“Racism in the novel can be understood, then, as a set of rather ridiculous prejudices that exist in society, not a universal or stable system based on truth, which in turn makes its brutal effects (such as slavery in general and the rape of Nanny and its aftermath), particularly devastating.”
“Affect can be understood then as a gradient of bodily capacity – a supple incrementalism of ever-modulating force-relations – that rises and falls not only along various rhythms and modalities of encounter but also through the throughs and sieves of sensation and sensibility, an incrementalism that coincides with belonging to comportments of matter of virtually any and every sort.”
“Noddings ethic of care can be understood, then, as a special case of Martin Buber’s I-Thou or subject-subject relation.”
“The rule of law can be understood then as a set of ideas that institutionally protect the social and dialogic process of exposing and critiquing reasons for decisions, rather than as a set of ideas that institutionally entrench the hierarchical or hieratical process of announcing them.”
“Psychotherapy can be understood, then, as a middle-class, Western invention.”
All these academic writers seem to be saying that certain things can be understood in certain ways, not now, but then. When is this then? Next Thursday at 5:03 PM Greenwich Time? On the Ides of March? After I finish my bagel and lox? After awhile, the use of then in academic writing begins to sound like the use of them in the ramblings of conspiracy theorists – representing a shadowy zone that can never be seen directly, disappearing as soon as one attempts to define it with specificity.
Is this somehow related to quantum mechanics, and Schrodinger’s mangy cat? There certainly seems to be some kind of pursuit of relativity motivating the periodic insertion of then into academic articles, and an uncertainty principle of some sort, though I’m no theoretical physicist, so I couldn’t possibly differentiate a Weberian Boson from a Foucauldian Quark Field with enough precision to nail this relationship down.
There is some association of random utterances of then with the perhapsification of academic language. They write:
“Though Russia is no longer Communist, under Vladimir Putin it can perhaps be described as a post-totalitarian regime.”
“What emerges can perhaps be described as a radical relativism under rigorous restraints.”

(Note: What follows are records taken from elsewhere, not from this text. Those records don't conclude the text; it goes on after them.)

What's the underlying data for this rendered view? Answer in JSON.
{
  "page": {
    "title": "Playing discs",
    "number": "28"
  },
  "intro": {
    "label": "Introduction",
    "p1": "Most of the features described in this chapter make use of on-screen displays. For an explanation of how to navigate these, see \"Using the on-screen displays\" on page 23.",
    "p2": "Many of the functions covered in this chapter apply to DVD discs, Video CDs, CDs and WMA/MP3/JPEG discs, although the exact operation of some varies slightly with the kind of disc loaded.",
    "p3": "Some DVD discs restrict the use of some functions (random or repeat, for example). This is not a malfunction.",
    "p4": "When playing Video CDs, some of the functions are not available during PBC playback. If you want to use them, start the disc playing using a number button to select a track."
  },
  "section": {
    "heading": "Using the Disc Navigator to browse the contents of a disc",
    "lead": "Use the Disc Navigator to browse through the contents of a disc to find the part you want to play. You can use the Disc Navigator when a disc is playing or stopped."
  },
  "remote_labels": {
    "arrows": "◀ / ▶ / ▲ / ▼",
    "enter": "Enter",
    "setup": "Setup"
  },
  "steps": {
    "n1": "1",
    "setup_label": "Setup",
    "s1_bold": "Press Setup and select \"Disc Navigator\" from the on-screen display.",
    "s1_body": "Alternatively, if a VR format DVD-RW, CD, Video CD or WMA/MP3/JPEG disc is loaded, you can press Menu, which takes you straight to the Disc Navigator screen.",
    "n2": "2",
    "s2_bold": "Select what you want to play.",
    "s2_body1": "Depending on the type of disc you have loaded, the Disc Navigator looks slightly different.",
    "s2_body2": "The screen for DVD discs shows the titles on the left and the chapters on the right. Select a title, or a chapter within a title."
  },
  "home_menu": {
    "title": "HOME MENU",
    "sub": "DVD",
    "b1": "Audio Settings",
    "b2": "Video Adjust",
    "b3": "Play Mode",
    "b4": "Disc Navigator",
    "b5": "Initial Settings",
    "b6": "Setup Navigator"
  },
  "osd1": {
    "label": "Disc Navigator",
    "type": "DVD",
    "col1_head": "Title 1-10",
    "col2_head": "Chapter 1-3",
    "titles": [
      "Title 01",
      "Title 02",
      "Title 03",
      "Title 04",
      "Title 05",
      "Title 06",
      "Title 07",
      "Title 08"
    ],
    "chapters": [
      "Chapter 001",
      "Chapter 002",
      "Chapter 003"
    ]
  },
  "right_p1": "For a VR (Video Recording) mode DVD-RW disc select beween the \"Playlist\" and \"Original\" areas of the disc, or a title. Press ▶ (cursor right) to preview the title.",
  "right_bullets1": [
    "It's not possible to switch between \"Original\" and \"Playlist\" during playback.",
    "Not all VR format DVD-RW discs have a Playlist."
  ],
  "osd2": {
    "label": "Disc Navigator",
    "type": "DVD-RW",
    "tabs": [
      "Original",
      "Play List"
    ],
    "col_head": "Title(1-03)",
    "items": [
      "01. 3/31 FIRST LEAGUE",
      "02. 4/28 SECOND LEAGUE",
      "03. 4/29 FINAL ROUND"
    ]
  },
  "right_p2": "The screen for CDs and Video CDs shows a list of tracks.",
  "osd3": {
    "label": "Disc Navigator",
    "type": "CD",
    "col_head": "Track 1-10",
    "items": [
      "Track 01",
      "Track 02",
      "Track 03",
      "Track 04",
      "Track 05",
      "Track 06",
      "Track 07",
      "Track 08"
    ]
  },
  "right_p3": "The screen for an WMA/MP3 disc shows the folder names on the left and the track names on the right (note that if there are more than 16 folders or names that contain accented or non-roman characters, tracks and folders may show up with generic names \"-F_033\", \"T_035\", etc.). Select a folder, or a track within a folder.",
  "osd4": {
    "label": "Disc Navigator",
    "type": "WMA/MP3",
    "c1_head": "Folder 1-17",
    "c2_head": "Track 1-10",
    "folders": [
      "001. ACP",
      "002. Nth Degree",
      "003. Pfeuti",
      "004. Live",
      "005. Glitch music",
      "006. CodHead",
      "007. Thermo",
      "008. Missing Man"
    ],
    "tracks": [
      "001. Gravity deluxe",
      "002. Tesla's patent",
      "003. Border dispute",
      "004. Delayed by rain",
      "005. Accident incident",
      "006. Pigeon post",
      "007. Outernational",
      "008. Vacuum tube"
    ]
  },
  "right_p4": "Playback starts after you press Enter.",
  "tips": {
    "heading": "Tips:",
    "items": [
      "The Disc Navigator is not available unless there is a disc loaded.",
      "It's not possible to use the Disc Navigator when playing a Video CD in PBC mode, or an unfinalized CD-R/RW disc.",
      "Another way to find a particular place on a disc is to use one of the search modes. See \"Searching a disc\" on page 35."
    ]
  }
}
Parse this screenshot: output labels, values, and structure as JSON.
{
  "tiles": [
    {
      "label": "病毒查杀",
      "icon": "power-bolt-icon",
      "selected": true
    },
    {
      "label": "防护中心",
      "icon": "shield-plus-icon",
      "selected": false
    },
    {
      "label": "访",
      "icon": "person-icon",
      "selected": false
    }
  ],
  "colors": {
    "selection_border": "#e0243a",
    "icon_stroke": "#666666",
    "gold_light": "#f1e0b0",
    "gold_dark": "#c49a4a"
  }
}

“The ability of the therapist accurately and sensitively to understand experiences and feelings and their meaning to the client during the moment-to-moment encounter of psychotherapy constitutes what can perhaps be described as the ‘work’ of the therapist after he has first provided the contextual base for the relationship by his self-congruence or genuineness and his unconditional positive regard…”
Are these academic writers proposing the creation of alternate realities as they construct their articles, so that the act of publishing in a journal validates the academic’s ideas, while simultaneously, in an antimatter universe of some kind, exposing these same ideas as complete hogwash?
If this is the case, the academic’s style of writing can be understood, then, as perhaps the least confident form of language ever known to humankind.
What can be done? Must I wade through an swamp of thens and perhapses and as it weres to get to the ideas in every paper I find? Is there, then, nothing that instructors grading papers could do, perhaps, to eradicate this linguistic plague, as it were?
Michael Pickens, the executive director of the Libertarian Party of Washington, is eager to spread the word about Libertarian ideology, so he’s published an article this morning in which he explains what being a Libertarian is really all about. Pickens writes, “The word Libertarian essentially means, ‘Believer in liberty.’ For example, vegetarians believe in only eating vegetables.”
Maybe the reason that the Libertarian Party has failed to catch on in the state of Washington has to do with kind of logical glitch. If being a vegetarian means that you eat vegetables, doesn’t being a Libertarian mean that you like to rip off chunks of liberty with your mouth, chew it raw and swallow it down to be digested in your stomach?